§ **TASK BRIEF**
Gather the lines below that include the string "Государственное", copying each in full.

┌─ SUPPLIED RECORDS

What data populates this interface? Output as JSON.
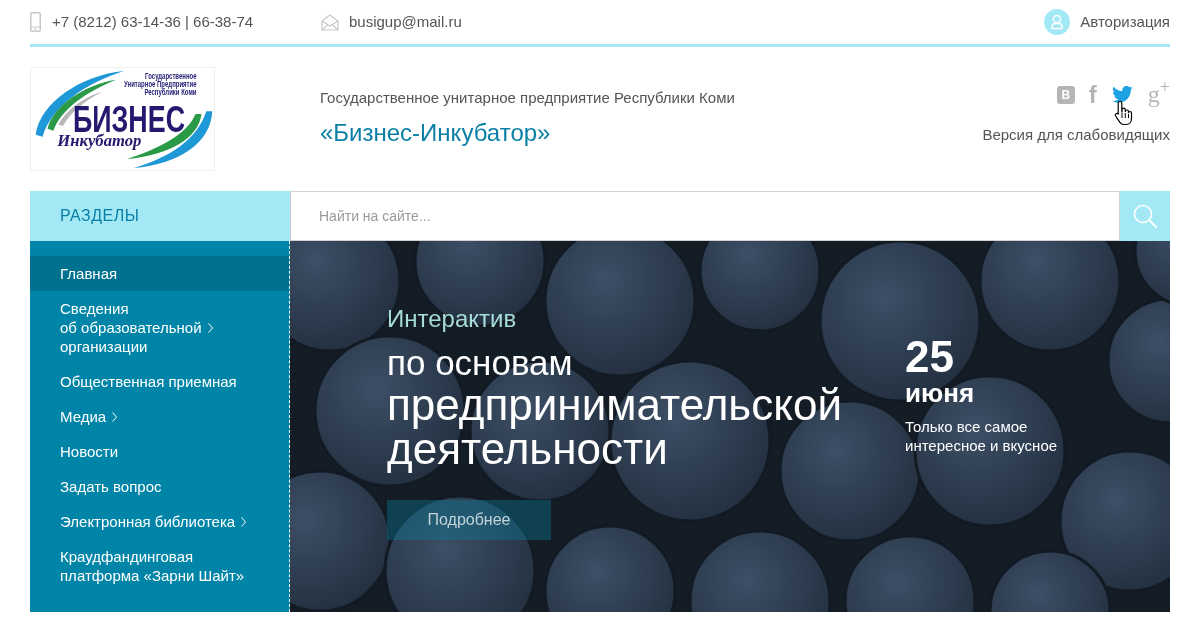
{
  "top_bar": {
    "phone": "+7 (8212) 63-14-36 | 66-38-74",
    "email": "busigup@mail.ru",
    "login": "Авторизация"
  },
  "header": {
    "logo": {
      "caption_lines": [
        "Государственное",
        "Унитарное Предприятие",
        "Республики Коми"
      ],
      "wordmark": "БИЗНЕС",
      "subtitle": "Инкубатор"
    },
    "org_type": "Государственное унитарное предприятие Республики Коми",
    "org_name": "«Бизнес-Инкубатор»",
    "social_links": [
      {
        "kind": "vk",
        "glyph": "В",
        "hovered": false
      },
      {
        "kind": "facebook",
        "glyph": "f",
        "hovered": false
      },
      {
        "kind": "twitter",
        "hovered": true
      },
      {
        "kind": "google_plus",
        "glyph": "g$^{+}$",
        "hovered": false
      }
    ],
    "accessibility_link": "Версия для слабовидящих"
  },
  "sidebar": {
    "title": "РАЗДЕЛЫ",
    "items": [
      {
        "label": "Главная",
        "selected": true,
        "has_submenu": false
      },
      {
        "label": "Сведения\nоб образовательной\nорганизации",
        "selected": false,
        "has_submenu": true
      },
      {
        "label": "Общественная приемная",
        "selected": false,
        "has_submenu": false
      },
      {
        "label": "Медиа",
        "selected": false,
        "has_submenu": true
      },
      {
        "label": "Новости",
        "selected": false,
        "has_submenu": false
      },
      {
        "label": "Задать вопрос",
        "selected": false,
        "has_submenu": false
      },
      {
        "label": "Электронная библиотека",
        "selected": false,
        "has_submenu": true
      },
      {
        "label": "Краудфандинговая\nплатформа «Зарни Шайт»",
        "selected": false,
        "has_submenu": false
      }
    ]
  },
  "search": {
    "placeholder": "Найти на сайте..."
  },
  "banner": {
    "category": "Интерактив",
    "title_lead": "по основам",
    "title": "предпринимательской деятельности",
    "day": "25",
    "month": "июня",
    "tagline": "Только все самое интересное и вкусное",
    "button": "Подробнее"
  }
}
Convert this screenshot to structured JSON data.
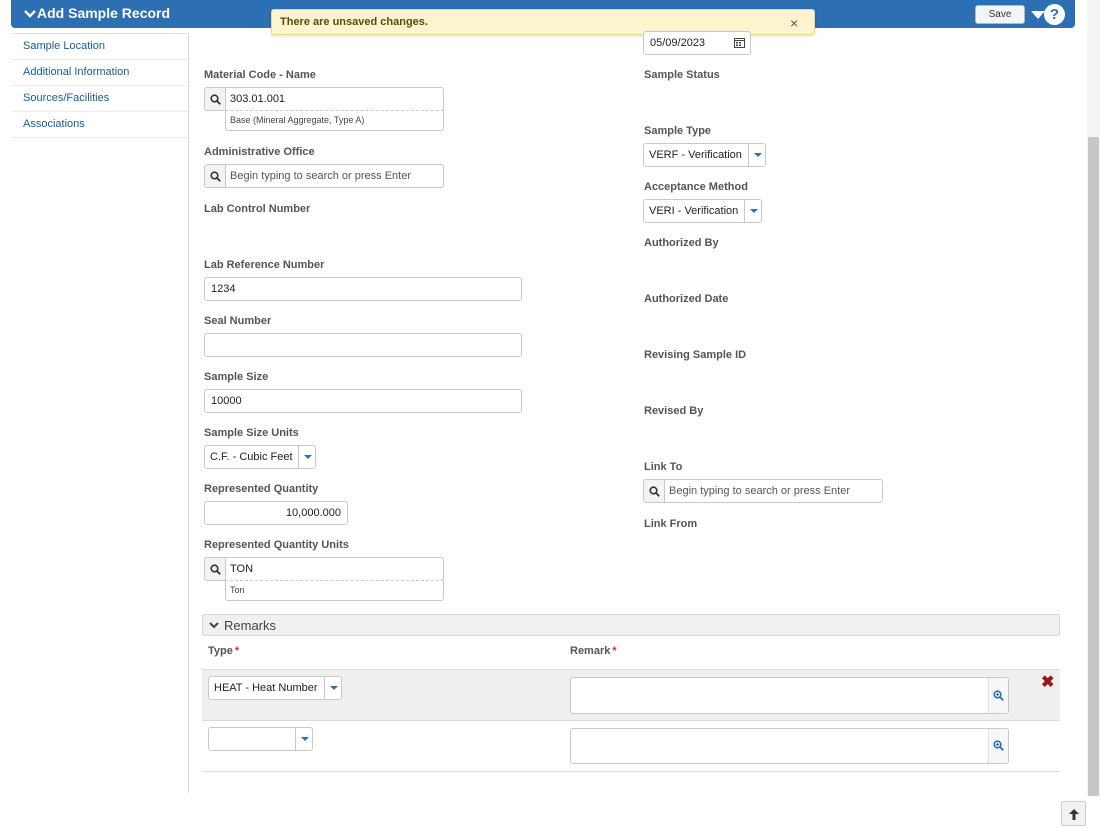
{
  "header": {
    "title": "Add Sample Record",
    "save_label": "Save",
    "help_label": "?"
  },
  "notification": {
    "message": "There are unsaved changes.",
    "close_label": "×"
  },
  "sidebar": {
    "items": [
      {
        "label": "Sample Location"
      },
      {
        "label": "Additional Information"
      },
      {
        "label": "Sources/Facilities"
      },
      {
        "label": "Associations"
      }
    ]
  },
  "form": {
    "sample_date": {
      "value": "05/09/2023"
    },
    "material_code": {
      "label": "Material Code - Name",
      "value": "303.01.001",
      "description": "Base (Mineral Aggregate, Type A)"
    },
    "admin_office": {
      "label": "Administrative Office",
      "placeholder": "Begin typing to search or press Enter"
    },
    "lab_control_number": {
      "label": "Lab Control Number"
    },
    "lab_reference_number": {
      "label": "Lab Reference Number",
      "value": "1234"
    },
    "seal_number": {
      "label": "Seal Number",
      "value": ""
    },
    "sample_size": {
      "label": "Sample Size",
      "value": "10000"
    },
    "sample_size_units": {
      "label": "Sample Size Units",
      "value": "C.F. - Cubic Feet"
    },
    "represented_quantity": {
      "label": "Represented Quantity",
      "value": "10,000.000"
    },
    "represented_quantity_units": {
      "label": "Represented Quantity Units",
      "value": "TON",
      "description": "Ton"
    },
    "sample_status": {
      "label": "Sample Status"
    },
    "sample_type": {
      "label": "Sample Type",
      "value": "VERF - Verification"
    },
    "acceptance_method": {
      "label": "Acceptance Method",
      "value": "VERI - Verification"
    },
    "authorized_by": {
      "label": "Authorized By"
    },
    "authorized_date": {
      "label": "Authorized Date"
    },
    "revising_sample_id": {
      "label": "Revising Sample ID"
    },
    "revised_by": {
      "label": "Revised By"
    },
    "link_to": {
      "label": "Link To",
      "placeholder": "Begin typing to search or press Enter"
    },
    "link_from": {
      "label": "Link From"
    }
  },
  "remarks": {
    "section_title": "Remarks",
    "columns": {
      "type": "Type",
      "remark": "Remark",
      "required_marker": "*"
    },
    "rows": [
      {
        "type": "HEAT - Heat Number",
        "remark": ""
      },
      {
        "type": "",
        "remark": ""
      }
    ]
  },
  "colors": {
    "header_bg": "#2c6fb3",
    "notice_bg": "#fcf3cf",
    "delete": "#a01414"
  },
  "icons": {
    "collapse": "chevron-down-icon",
    "menu": "caret-down-icon",
    "help": "help-icon",
    "search": "search-icon",
    "calendar": "calendar-icon",
    "zoom": "zoom-icon",
    "delete": "delete-icon",
    "scroll_top": "arrow-up-icon"
  }
}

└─

§ **OUTPUT OF THE EXERCISE**
        "Государственное",
    "org_type": "Государственное унитарное предприятие Республики Коми",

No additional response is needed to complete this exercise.